Source data.
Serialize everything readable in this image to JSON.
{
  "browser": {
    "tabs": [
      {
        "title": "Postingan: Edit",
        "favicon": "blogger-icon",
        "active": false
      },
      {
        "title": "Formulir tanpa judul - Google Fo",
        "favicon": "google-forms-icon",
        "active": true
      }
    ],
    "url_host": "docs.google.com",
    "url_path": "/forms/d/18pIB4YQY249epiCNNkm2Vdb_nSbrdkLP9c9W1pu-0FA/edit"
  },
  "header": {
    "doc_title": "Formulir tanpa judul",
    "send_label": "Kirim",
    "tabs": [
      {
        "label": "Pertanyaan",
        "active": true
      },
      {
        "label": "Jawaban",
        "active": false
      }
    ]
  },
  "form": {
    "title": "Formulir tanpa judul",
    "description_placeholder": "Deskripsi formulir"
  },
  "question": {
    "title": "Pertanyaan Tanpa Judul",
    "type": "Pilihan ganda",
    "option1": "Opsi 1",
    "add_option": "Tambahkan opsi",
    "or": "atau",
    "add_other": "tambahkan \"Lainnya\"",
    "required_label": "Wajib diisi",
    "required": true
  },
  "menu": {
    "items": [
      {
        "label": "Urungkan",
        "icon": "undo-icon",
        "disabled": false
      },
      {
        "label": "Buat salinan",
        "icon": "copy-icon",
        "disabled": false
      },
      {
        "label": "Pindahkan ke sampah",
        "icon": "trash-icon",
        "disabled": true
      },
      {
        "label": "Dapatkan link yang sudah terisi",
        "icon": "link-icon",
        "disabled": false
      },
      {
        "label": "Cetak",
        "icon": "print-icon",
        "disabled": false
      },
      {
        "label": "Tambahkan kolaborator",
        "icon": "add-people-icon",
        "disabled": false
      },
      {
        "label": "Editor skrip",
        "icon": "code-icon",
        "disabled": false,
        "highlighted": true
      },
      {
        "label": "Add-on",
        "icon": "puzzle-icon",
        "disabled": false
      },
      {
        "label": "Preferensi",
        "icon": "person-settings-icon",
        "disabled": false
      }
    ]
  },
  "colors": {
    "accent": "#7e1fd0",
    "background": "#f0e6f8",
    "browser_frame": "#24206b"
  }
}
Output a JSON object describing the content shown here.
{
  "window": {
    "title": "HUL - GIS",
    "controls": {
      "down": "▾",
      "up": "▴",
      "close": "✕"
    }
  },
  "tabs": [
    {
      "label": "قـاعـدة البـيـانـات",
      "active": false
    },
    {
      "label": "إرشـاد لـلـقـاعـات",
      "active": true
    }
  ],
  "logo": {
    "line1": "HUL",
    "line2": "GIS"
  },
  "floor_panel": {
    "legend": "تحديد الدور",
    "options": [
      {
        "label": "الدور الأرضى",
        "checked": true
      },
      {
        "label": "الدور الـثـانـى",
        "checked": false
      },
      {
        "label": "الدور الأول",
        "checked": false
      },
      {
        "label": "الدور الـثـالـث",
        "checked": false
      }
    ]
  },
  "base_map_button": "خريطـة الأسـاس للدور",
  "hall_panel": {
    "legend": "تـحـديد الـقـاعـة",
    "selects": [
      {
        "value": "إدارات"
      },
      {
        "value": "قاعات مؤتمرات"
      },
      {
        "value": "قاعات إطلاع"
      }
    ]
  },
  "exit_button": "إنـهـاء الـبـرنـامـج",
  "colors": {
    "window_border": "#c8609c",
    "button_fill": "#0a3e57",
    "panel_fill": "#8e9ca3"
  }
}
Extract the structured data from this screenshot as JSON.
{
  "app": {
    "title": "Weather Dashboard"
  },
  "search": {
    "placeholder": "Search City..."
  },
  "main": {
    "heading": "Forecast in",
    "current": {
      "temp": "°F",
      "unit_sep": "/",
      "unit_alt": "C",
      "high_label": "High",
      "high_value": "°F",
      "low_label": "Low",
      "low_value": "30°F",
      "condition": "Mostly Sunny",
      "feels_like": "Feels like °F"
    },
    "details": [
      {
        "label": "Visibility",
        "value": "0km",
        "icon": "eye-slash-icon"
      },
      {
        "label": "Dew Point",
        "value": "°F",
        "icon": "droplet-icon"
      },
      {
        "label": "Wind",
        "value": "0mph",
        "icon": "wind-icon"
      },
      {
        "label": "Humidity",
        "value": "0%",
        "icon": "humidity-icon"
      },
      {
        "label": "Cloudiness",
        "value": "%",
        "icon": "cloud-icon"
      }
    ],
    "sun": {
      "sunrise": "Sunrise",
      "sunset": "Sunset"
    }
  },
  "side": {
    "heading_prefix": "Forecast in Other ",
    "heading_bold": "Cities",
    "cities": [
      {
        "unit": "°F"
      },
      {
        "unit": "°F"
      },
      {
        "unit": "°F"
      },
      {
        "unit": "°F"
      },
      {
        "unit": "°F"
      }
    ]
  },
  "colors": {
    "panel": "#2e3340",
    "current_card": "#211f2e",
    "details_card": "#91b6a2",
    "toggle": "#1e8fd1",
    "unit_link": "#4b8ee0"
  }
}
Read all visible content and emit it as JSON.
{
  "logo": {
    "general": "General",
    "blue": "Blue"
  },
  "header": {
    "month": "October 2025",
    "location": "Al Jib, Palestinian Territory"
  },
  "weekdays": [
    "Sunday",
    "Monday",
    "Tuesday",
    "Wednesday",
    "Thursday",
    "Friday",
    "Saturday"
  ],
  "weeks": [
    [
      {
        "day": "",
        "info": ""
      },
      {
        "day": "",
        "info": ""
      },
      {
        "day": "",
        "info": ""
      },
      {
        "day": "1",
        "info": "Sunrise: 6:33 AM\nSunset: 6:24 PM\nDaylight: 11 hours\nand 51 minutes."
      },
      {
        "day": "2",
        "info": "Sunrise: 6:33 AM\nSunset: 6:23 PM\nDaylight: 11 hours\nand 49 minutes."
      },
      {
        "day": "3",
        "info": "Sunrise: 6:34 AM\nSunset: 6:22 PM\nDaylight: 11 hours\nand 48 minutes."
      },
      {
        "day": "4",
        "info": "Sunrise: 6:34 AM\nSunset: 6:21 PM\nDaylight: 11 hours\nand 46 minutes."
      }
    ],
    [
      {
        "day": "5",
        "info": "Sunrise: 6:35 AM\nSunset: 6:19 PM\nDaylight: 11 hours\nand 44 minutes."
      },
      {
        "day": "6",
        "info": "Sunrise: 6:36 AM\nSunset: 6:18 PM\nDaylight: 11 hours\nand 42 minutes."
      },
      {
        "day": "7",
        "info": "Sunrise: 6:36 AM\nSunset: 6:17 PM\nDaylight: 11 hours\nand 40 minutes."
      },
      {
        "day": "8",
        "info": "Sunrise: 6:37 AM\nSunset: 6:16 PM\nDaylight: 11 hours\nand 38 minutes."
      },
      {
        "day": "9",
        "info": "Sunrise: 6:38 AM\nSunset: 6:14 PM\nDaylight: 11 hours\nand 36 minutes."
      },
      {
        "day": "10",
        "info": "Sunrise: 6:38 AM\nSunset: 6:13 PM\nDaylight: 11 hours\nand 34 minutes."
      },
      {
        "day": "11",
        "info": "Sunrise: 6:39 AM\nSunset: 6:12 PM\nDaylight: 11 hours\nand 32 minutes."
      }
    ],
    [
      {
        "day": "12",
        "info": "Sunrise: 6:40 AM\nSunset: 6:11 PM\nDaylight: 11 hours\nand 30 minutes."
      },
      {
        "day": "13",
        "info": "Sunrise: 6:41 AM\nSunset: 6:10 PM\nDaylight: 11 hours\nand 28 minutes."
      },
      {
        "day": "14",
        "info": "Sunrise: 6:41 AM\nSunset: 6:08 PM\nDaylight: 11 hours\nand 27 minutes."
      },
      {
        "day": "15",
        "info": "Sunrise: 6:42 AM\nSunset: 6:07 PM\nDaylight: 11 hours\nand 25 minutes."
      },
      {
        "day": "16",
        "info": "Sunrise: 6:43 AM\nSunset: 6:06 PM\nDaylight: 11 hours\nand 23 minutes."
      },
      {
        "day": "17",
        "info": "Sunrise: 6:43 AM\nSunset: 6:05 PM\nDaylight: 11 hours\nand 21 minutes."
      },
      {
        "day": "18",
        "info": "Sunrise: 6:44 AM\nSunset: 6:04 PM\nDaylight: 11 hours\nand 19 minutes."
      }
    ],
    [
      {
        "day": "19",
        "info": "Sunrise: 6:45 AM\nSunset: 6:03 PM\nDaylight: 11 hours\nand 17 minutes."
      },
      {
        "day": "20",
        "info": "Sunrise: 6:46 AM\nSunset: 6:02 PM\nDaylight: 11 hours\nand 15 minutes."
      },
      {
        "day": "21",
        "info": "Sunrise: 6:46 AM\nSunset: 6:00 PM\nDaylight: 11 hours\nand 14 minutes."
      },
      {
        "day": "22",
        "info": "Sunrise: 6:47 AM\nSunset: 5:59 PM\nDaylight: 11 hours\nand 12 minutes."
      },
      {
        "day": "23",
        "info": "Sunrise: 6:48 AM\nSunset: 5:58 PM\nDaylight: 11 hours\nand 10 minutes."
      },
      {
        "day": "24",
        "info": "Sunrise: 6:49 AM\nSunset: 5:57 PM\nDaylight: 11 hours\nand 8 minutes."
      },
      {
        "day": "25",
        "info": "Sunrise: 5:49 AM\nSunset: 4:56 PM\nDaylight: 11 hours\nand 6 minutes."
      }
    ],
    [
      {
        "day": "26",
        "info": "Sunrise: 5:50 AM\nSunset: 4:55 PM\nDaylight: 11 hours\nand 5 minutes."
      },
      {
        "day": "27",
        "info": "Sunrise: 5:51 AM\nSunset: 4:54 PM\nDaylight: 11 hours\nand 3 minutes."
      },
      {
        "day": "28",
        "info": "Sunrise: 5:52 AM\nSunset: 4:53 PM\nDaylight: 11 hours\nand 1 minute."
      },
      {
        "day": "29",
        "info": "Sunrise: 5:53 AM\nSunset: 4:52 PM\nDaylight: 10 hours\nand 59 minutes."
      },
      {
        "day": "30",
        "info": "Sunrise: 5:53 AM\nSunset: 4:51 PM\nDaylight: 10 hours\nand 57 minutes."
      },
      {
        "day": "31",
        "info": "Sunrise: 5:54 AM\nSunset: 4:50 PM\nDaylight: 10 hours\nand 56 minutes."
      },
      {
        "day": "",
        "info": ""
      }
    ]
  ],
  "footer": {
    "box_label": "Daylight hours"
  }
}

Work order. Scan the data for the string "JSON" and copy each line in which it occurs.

Solved problem.
Serialize everything readable in this image to JSON.
Output a JSON object describing the content shown here.
Extract the structured data from this screenshot as JSON.
Read all visible content and emit it as JSON.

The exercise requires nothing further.